“That’s how dedicated I am,” said Drea Toler, who grew up in Stockton watching Minnesota Vikings’ games with her father. “Being the wife of a football coach is a bit like a roller coaster. You love the thrill of it, but there are ups and downs.
“Because of his playing career, he’s kind of been groomed to always work hard, but not to have any expectations. He’s completely immersed himself in each program at each step, and if one of us needs to step up and carry the other, that’s what we do.”
From August to December, Drea Toler does much of the carrying with daughter Lale, 10, and Burl IV, now 9 months old. She said her husband takes out the garbage, but she sees him only about two nights a week during the football season.
On Tuesdays and Thursdays, Lale trains with Golden Bear Gymnastics from 4-5:45 p.m., and then stops by her dad’s office afterward. In there is a trophy Lale made for him out of foil and spray painted gold five years ago.

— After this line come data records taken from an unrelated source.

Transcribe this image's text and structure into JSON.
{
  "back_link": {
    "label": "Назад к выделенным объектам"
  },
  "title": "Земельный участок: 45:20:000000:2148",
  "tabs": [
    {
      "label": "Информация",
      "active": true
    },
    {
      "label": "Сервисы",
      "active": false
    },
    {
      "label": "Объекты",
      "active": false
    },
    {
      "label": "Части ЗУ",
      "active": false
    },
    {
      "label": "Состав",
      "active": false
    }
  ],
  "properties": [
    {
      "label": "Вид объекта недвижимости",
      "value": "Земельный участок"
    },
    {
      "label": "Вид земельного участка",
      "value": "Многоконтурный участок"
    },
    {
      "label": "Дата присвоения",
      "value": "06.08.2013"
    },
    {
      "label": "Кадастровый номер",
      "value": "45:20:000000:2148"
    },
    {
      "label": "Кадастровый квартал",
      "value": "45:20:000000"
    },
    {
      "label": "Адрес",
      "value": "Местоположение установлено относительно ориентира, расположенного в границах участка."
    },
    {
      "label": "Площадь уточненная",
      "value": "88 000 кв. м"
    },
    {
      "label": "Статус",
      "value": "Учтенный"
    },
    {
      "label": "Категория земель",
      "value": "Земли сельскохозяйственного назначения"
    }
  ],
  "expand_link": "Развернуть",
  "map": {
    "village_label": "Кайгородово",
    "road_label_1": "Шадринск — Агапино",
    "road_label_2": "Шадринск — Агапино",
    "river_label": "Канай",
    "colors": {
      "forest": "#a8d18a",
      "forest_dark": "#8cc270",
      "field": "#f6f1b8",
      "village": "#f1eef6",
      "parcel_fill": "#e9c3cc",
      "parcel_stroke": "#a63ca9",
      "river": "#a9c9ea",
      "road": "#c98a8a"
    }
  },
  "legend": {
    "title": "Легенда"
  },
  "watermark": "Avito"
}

There are family photos everywhere, and Burl IV’s name has been scribbled onto Cal’s running backs depth chart.
Patrick Laird is tops on that chart, and Lale joined his summer reading program. Alex Netherda is fourth on that chart, and he said he’s never played better than he has since Toler III returned to campus.
“Coach Toler is the man,” said Netherda, who grew up a Cal fan in Santa Rosa. “In my eyes, he’s kind of like a living legend, especially at Cal. He played here and went on to play in the pros. He’s an incredible coach.
“He’s a really big carrot guy. Not much of the stick guy. That’s awesome. I’ve had a lot of the stick in the past, which is not fun. He’s not hard on us about mistakes that we make, but he absolutely makes sure that we know what is expected of us.”
Toler III said: “Even though I have the dream wife, dream family and dream job, I’m not done. I have aspirations of doing a lot more. … Having the Toler name, you want to strive for greatness and make sure you never tarnish it.
“You want to continue the legacy.”
Burl Toler III, who was a receiver at Cal from 2001-04, has returned to the school as its running backs coach.
Toler had playing stints in the NFL, Europe, Canada and the Arena Football League.
Cal running backs coach Burl Toler III, pictured with his wife, Drea, and children Burl IV and Lale, followed his grandfather and father into football.
A cutout of the late Burl Toler Sr., the NFL’s first black referee, is placed for a photo with his family and friends at Toler’s alma mater, USF, in 2017.
Burl Toler Jr. (center) will receive the Glenn Seaborg Award at Memorial Stadium on Saturday. The honor recognizes his post-college accomplishments